=== Section Start ===
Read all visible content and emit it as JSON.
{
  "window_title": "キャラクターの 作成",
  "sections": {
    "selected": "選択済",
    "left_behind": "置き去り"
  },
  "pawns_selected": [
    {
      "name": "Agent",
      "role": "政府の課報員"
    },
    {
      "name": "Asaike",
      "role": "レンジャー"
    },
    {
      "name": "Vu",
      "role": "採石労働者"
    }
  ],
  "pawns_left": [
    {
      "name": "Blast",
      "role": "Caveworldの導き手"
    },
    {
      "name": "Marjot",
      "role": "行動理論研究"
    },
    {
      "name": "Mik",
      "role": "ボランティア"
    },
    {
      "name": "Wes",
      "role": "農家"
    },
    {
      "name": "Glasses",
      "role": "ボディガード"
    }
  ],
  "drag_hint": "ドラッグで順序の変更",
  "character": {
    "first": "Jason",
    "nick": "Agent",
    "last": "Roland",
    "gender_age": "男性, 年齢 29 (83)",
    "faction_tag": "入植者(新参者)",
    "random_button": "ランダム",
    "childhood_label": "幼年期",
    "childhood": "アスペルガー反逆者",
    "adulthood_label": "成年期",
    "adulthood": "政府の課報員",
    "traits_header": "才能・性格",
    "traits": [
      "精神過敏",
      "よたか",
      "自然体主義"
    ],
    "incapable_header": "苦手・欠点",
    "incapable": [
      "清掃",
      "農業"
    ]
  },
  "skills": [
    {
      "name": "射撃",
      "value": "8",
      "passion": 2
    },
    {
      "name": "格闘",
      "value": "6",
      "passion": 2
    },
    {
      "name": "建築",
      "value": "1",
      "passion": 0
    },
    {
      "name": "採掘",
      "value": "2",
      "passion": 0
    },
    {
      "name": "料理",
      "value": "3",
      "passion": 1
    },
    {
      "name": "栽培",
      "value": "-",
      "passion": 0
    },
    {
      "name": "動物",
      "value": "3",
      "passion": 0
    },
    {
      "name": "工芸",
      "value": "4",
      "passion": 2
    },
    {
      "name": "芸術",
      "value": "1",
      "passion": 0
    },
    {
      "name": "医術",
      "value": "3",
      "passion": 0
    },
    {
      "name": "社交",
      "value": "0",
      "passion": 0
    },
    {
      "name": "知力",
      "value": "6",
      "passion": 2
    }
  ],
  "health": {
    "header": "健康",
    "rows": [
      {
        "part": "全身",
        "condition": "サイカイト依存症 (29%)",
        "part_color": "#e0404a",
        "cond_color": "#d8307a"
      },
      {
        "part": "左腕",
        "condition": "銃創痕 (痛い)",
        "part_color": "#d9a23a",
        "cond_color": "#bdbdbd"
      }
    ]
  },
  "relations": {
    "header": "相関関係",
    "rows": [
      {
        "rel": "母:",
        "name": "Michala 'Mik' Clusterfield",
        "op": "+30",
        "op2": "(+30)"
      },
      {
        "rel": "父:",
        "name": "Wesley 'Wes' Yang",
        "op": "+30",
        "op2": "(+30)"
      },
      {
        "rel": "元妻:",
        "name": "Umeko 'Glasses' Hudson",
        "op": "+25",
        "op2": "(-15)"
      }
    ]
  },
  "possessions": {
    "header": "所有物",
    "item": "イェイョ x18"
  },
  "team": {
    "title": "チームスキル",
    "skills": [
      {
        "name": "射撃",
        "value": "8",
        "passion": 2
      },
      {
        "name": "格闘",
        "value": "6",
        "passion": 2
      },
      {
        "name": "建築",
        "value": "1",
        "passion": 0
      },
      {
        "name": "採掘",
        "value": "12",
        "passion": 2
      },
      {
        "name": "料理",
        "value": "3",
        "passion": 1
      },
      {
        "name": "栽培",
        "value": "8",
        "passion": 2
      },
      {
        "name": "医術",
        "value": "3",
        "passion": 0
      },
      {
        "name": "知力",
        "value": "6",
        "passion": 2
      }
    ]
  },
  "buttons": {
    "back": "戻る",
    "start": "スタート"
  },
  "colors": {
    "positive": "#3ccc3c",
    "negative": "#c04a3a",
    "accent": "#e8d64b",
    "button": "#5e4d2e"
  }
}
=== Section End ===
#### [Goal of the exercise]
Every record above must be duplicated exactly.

#### [Exercise response]
Read all visible content and emit it as JSON.
{
  "window_title": "キャラクターの 作成",
  "sections": {
    "selected": "選択済",
    "left_behind": "置き去り"
  },
  "pawns_selected": [
    {
      "name": "Agent",
      "role": "政府の課報員"
    },
    {
      "name": "Asaike",
      "role": "レンジャー"
    },
    {
      "name": "Vu",
      "role": "採石労働者"
    }
  ],
  "pawns_left": [
    {
      "name": "Blast",
      "role": "Caveworldの導き手"
    },
    {
      "name": "Marjot",
      "role": "行動理論研究"
    },
    {
      "name": "Mik",
      "role": "ボランティア"
    },
    {
      "name": "Wes",
      "role": "農家"
    },
    {
      "name": "Glasses",
      "role": "ボディガード"
    }
  ],
  "drag_hint": "ドラッグで順序の変更",
  "character": {
    "first": "Jason",
    "nick": "Agent",
    "last": "Roland",
    "gender_age": "男性, 年齢 29 (83)",
    "faction_tag": "入植者(新参者)",
    "random_button": "ランダム",
    "childhood_label": "幼年期",
    "childhood": "アスペルガー反逆者",
    "adulthood_label": "成年期",
    "adulthood": "政府の課報員",
    "traits_header": "才能・性格",
    "traits": [
      "精神過敏",
      "よたか",
      "自然体主義"
    ],
    "incapable_header": "苦手・欠点",
    "incapable": [
      "清掃",
      "農業"
    ]
  },
  "skills": [
    {
      "name": "射撃",
      "value": "8",
      "passion": 2
    },
    {
      "name": "格闘",
      "value": "6",
      "passion": 2
    },
    {
      "name": "建築",
      "value": "1",
      "passion": 0
    },
    {
      "name": "採掘",
      "value": "2",
      "passion": 0
    },
    {
      "name": "料理",
      "value": "3",
      "passion": 1
    },
    {
      "name": "栽培",
      "value": "-",
      "passion": 0
    },
    {
      "name": "動物",
      "value": "3",
      "passion": 0
    },
    {
      "name": "工芸",
      "value": "4",
      "passion": 2
    },
    {
      "name": "芸術",
      "value": "1",
      "passion": 0
    },
    {
      "name": "医術",
      "value": "3",
      "passion": 0
    },
    {
      "name": "社交",
      "value": "0",
      "passion": 0
    },
    {
      "name": "知力",
      "value": "6",
      "passion": 2
    }
  ],
  "health": {
    "header": "健康",
    "rows": [
      {
        "part": "全身",
        "condition": "サイカイト依存症 (29%)",
        "part_color": "#e0404a",
        "cond_color": "#d8307a"
      },
      {
        "part": "左腕",
        "condition": "銃創痕 (痛い)",
        "part_color": "#d9a23a",
        "cond_color": "#bdbdbd"
      }
    ]
  },
  "relations": {
    "header": "相関関係",
    "rows": [
      {
        "rel": "母:",
        "name": "Michala 'Mik' Clusterfield",
        "op": "+30",
        "op2": "(+30)"
      },
      {
        "rel": "父:",
        "name": "Wesley 'Wes' Yang",
        "op": "+30",
        "op2": "(+30)"
      },
      {
        "rel": "元妻:",
        "name": "Umeko 'Glasses' Hudson",
        "op": "+25",
        "op2": "(-15)"
      }
    ]
  },
  "possessions": {
    "header": "所有物",
    "item": "イェイョ x18"
  },
  "team": {
    "title": "チームスキル",
    "skills": [
      {
        "name": "射撃",
        "value": "8",
        "passion": 2
      },
      {
        "name": "格闘",
        "value": "6",
        "passion": 2
      },
      {
        "name": "建築",
        "value": "1",
        "passion": 0
      },
      {
        "name": "採掘",
        "value": "12",
        "passion": 2
      },
      {
        "name": "料理",
        "value": "3",
        "passion": 1
      },
      {
        "name": "栽培",
        "value": "8",
        "passion": 2
      },
      {
        "name": "医術",
        "value": "3",
        "passion": 0
      },
      {
        "name": "知力",
        "value": "6",
        "passion": 2
      }
    ]
  },
  "buttons": {
    "back": "戻る",
    "start": "スタート"
  },
  "colors": {
    "positive": "#3ccc3c",
    "negative": "#c04a3a",
    "accent": "#e8d64b",
    "button": "#5e4d2e"
  }
}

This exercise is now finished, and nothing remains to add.